Facebook issued an update today about a major security breach it recently revealed. >>>Click Here<<< to see if you were included.
Here's how to find out if your account was affected, right now. First, click on this Security Notice.
Scroll down and you'll see a section that tells you if your account was affected.
Here's what it says if your account WAS affected and you're one of the 15 million who had a limited set of data accessed:
Here's what it says if your account WAS affected and you're one of the 14 million who had a large set of data accessed:
An even smaller subset of users will see this, which says that Messenger conversation names and your friends list were also hacked:
While you don't necessarily need to change your password, it's always a good time to make sure it's a strong, secure one (and change it if it's not).
This security issue did not affect your password but it's not a bad idea to reset it anyway (and to turn on two factor authentication!).
Here's more information on using a password manager with a strong password generator, and using authentication apps, instead of SMS, for two-factor authentication.
If your personal information was accessed, Facebook says it may allow third parties to "create and spread spam" on and off of Facebook. Here's how to avoid being tricked by spam or a phishing attack:

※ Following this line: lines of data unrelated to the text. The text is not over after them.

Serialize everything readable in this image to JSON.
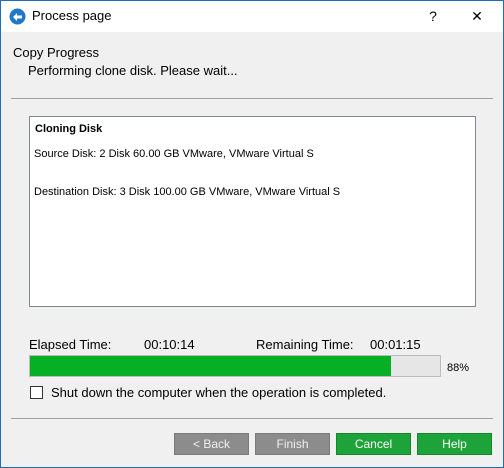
{
  "window": {
    "title": "Process page",
    "help_glyph": "?",
    "close_glyph": "✕",
    "icon": "app-logo-icon"
  },
  "header": {
    "heading": "Copy Progress",
    "subheading": "Performing clone disk. Please wait..."
  },
  "log": {
    "title": "Cloning Disk",
    "lines": [
      "Source Disk: 2 Disk 60.00 GB VMware, VMware Virtual S",
      "Destination Disk: 3 Disk 100.00 GB VMware, VMware Virtual S"
    ]
  },
  "timing": {
    "elapsed_label": "Elapsed Time:",
    "elapsed_value": "00:10:14",
    "remaining_label": "Remaining Time:",
    "remaining_value": "00:01:15"
  },
  "progress": {
    "percent": 88,
    "percent_label": "88%",
    "fill_color": "#06b025"
  },
  "options": {
    "shutdown_label": "Shut down the computer when the operation is completed.",
    "shutdown_checked": false
  },
  "buttons": {
    "back": "< Back",
    "finish": "Finish",
    "cancel": "Cancel",
    "help": "Help"
  },
  "colors": {
    "accent_green": "#1ea23a",
    "disabled_gray": "#8c8c8c",
    "window_border": "#1e6fb8"
  }
}
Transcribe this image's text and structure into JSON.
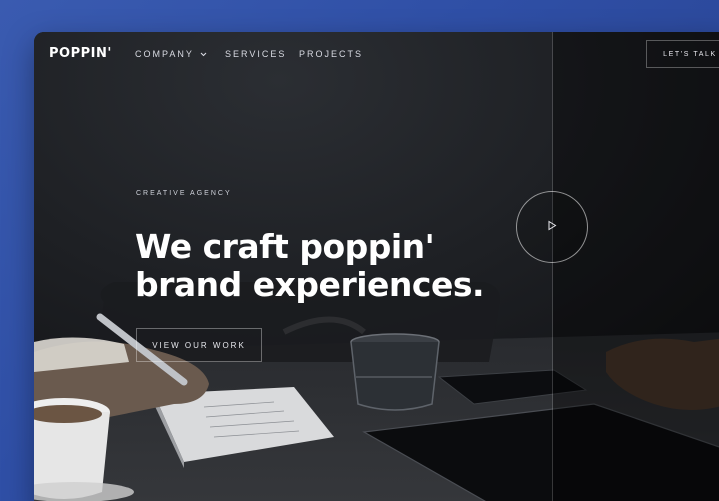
{
  "brand": {
    "logo": "POPPIN'"
  },
  "nav": {
    "items": [
      {
        "label": "COMPANY"
      },
      {
        "label": "SERVICES"
      },
      {
        "label": "PROJECTS"
      }
    ],
    "cta_label": "LET'S TALK"
  },
  "hero": {
    "eyebrow": "CREATIVE AGENCY",
    "headline_line1": "We craft poppin'",
    "headline_line2": "brand experiences.",
    "cta_label": "VIEW OUR WORK"
  },
  "icons": {
    "company_dropdown": "chevron-down-icon",
    "video": "play-icon"
  },
  "colors": {
    "background_frame": "#3a5bb0",
    "hero_overlay": "#121418",
    "text_primary": "#ffffff"
  }
}
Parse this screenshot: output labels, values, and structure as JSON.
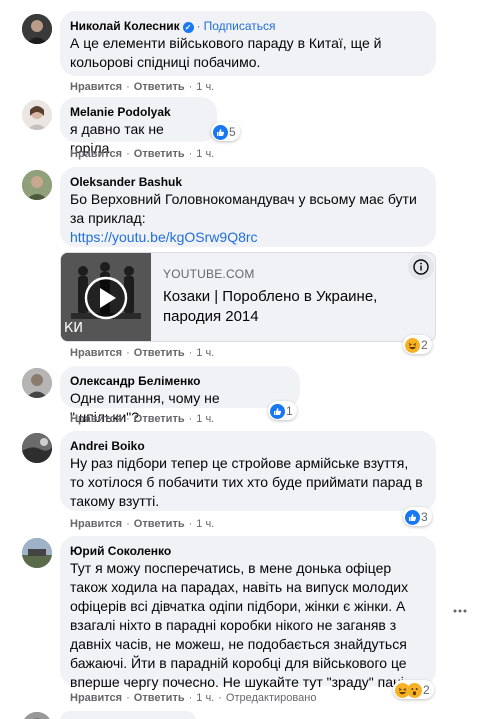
{
  "actions": {
    "like": "Нравится",
    "reply": "Ответить"
  },
  "comments": [
    {
      "author": "Николай Колесник",
      "subscribe": "Подписаться",
      "text": "А це елементи військового параду в Китаї, ще й кольорові спідниці побачимо.",
      "time": "1 ч."
    },
    {
      "author": "Melanie Podolyak",
      "text": "я давно так не горіла",
      "time": "1 ч.",
      "reaction_count": "5"
    },
    {
      "author": "Oleksander Bashuk",
      "text": "Бо Верховний Головнокомандувач у всьому має бути за приклад:",
      "link": "https://youtu.be/kgOSrw9Q8rc",
      "preview": {
        "domain": "YOUTUBE.COM",
        "title": "Козаки | Поробленo в Украине, пародия 2014",
        "thumb_text": "КИ"
      },
      "time": "1 ч.",
      "reaction_count": "2"
    },
    {
      "author": "Олександр Беліменко",
      "text": "Одне питання, чому не \"шпільки\"?",
      "time": "1 ч.",
      "reaction_count": "1"
    },
    {
      "author": "Andrei Boiko",
      "text": "Ну раз підбори тепер це стройове армійське взуття, то хотілося б побачити тих хто буде приймати парад в такому взутті.",
      "time": "1 ч.",
      "reaction_count": "3"
    },
    {
      "author": "Юрий Соколенко",
      "text": "Тут я можу посперечатись, в мене донька офіцер також ходила на парадах, навіть на випуск молодих офіцерів всі дівчатка одіпи підбори, жінки є жінки. А взагалі ніхто в парадні коробки нікого не заганяв з давніх часів, не можеш, не подобається знайдуться бажаючі. Йти в парадній коробці для військового це вперше чергу почесно. Не шукайте тут \"зраду\" пані.",
      "time": "1 ч.",
      "edited": "Отредактировано",
      "reaction_count": "2"
    }
  ],
  "colors": {
    "link": "#216fdb",
    "bubble": "#f0f2f5",
    "meta": "#65676b",
    "like": "#1877f2",
    "haha": "#f7b125"
  }
}
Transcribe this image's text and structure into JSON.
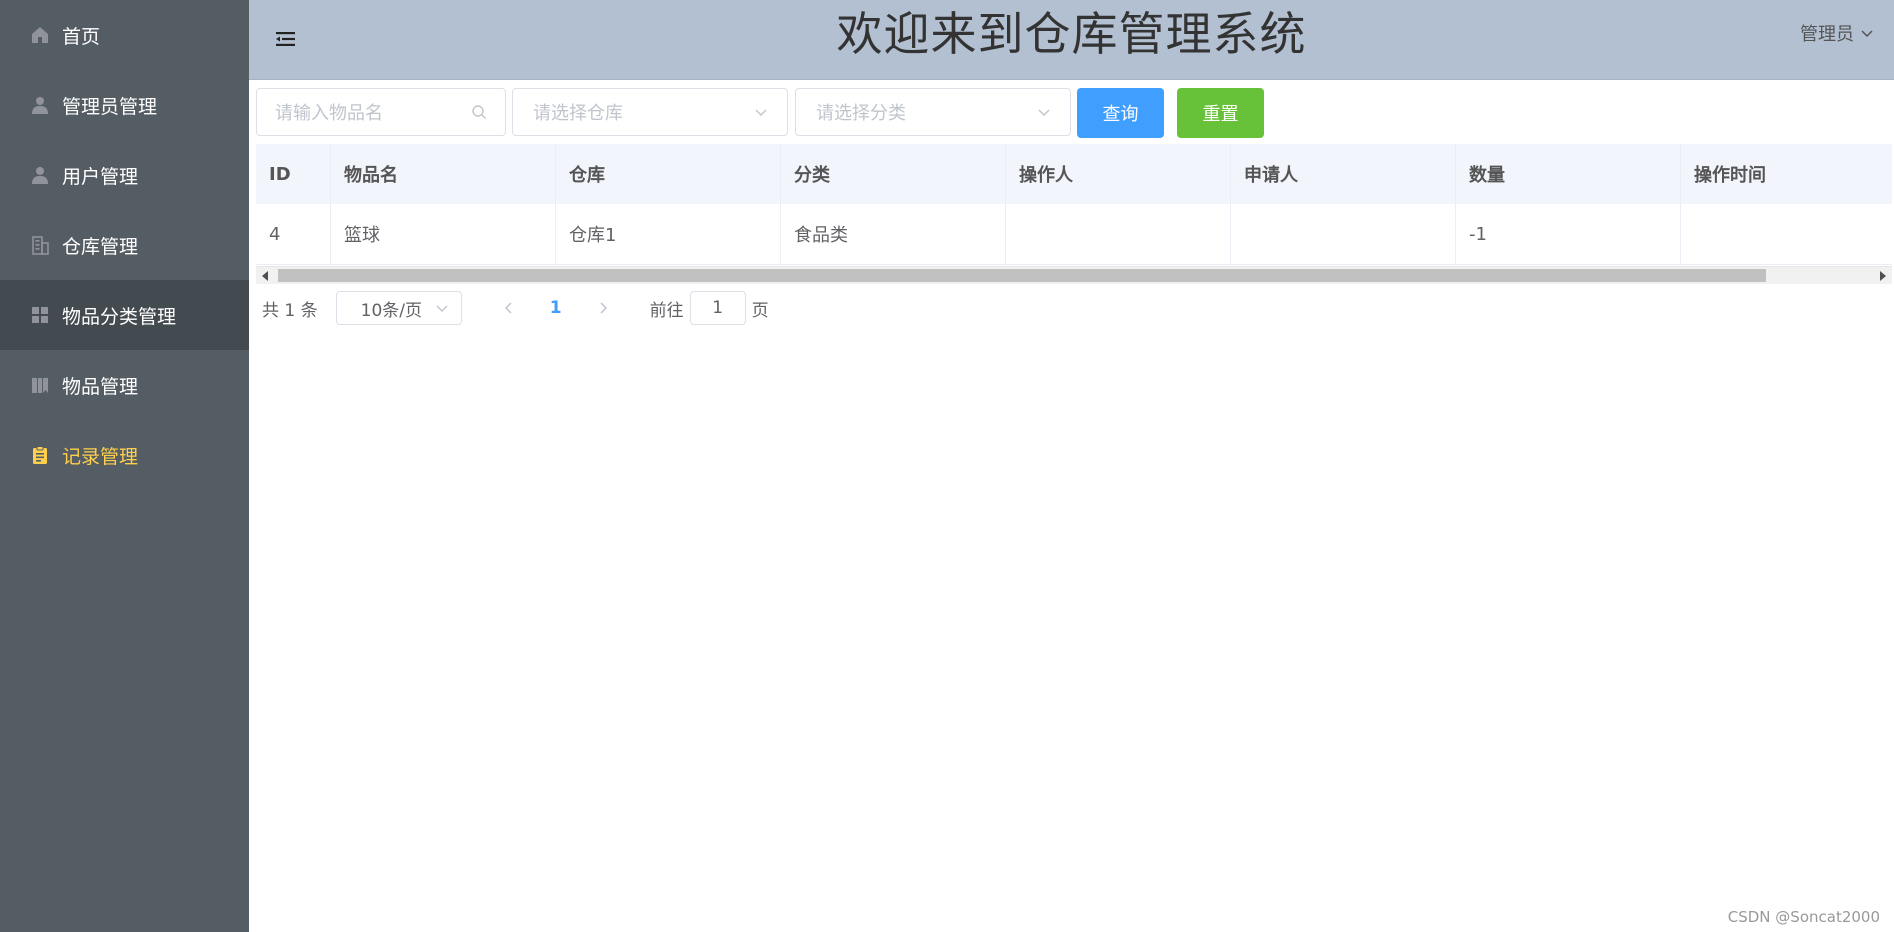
{
  "header": {
    "title": "欢迎来到仓库管理系统",
    "user_label": "管理员"
  },
  "sidebar": {
    "items": [
      {
        "label": "首页",
        "icon": "home-icon"
      },
      {
        "label": "管理员管理",
        "icon": "user-icon"
      },
      {
        "label": "用户管理",
        "icon": "user-icon"
      },
      {
        "label": "仓库管理",
        "icon": "building-icon"
      },
      {
        "label": "物品分类管理",
        "icon": "grid-icon"
      },
      {
        "label": "物品管理",
        "icon": "goods-icon"
      },
      {
        "label": "记录管理",
        "icon": "clipboard-icon"
      }
    ],
    "selected_bg_index": 4,
    "active_index": 6,
    "active_color": "#ffd04b",
    "background_color": "#545c64"
  },
  "filters": {
    "name_placeholder": "请输入物品名",
    "storage_placeholder": "请选择仓库",
    "category_placeholder": "请选择分类",
    "query_label": "查询",
    "reset_label": "重置"
  },
  "table": {
    "columns": [
      "ID",
      "物品名",
      "仓库",
      "分类",
      "操作人",
      "申请人",
      "数量",
      "操作时间"
    ],
    "rows": [
      [
        "4",
        "篮球",
        "仓库1",
        "食品类",
        "",
        "",
        "-1",
        ""
      ]
    ]
  },
  "pagination": {
    "total": "共 1 条",
    "page_size": "10条/页",
    "current_page": "1",
    "goto_label": "前往",
    "goto_value": "1",
    "page_suffix": "页"
  },
  "watermark": "CSDN @Soncat2000"
}
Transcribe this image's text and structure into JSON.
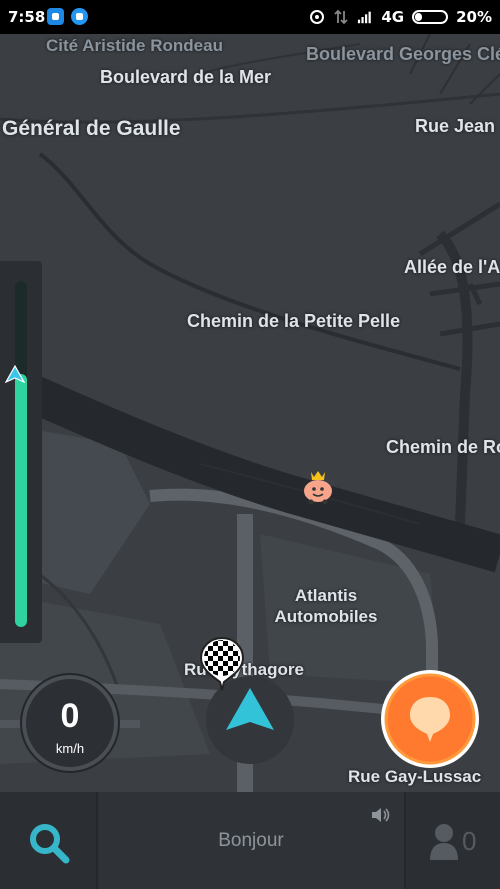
{
  "status_bar": {
    "time": "7:58",
    "network": "4G",
    "battery": "20%"
  },
  "map": {
    "street_labels": [
      "Cité Aristide Rondeau",
      "Boulevard Georges Clé",
      "Boulevard de la Mer",
      "Général de Gaulle",
      "Rue Jean",
      "Allée de l'A",
      "Chemin de la Petite Pelle",
      "Chemin de Ro",
      "Rue Pythagore",
      "Rue Gay-Lussac"
    ],
    "poi_label_line1": "Atlantis",
    "poi_label_line2": "Automobiles"
  },
  "progress": {
    "fraction": 0.27
  },
  "speedometer": {
    "value": "0",
    "unit": "km/h"
  },
  "bottom_bar": {
    "greeting": "Bonjour",
    "users_count": "0"
  },
  "colors": {
    "progress": "#2fd3a0",
    "report_button": "#ff7a2e",
    "search_icon": "#37b6c9"
  }
}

Your email address and phone number are valuable information for scammers and spammers.
They'll send you sketchy emails that say, "You've won a free night at Some Hotel" or "Your Facebook account has been hacked. Change your password now" to bait you into giving up more personal information or to lead you to a website.
Don't respond to these emails or click on suspicious links. If you're unsure about whether an email from Facebook is legitimate, go to the Security and Login section of your Facebook settings, and at the bottom, click See recent emails from Facebook. Here's a guide to phishing emails and how to identify them.
You may also get phone calls and text messages from numbers you don't recognize, where the caller delivers a similar message. Don't respond to these messages or calls, and if they are seemingly coming from Facebook, your bank, or a person claiming to be a friend or relative in an emergency, verify the message through other means. Additionally, now would be a good time to add a PIN to your cellular account.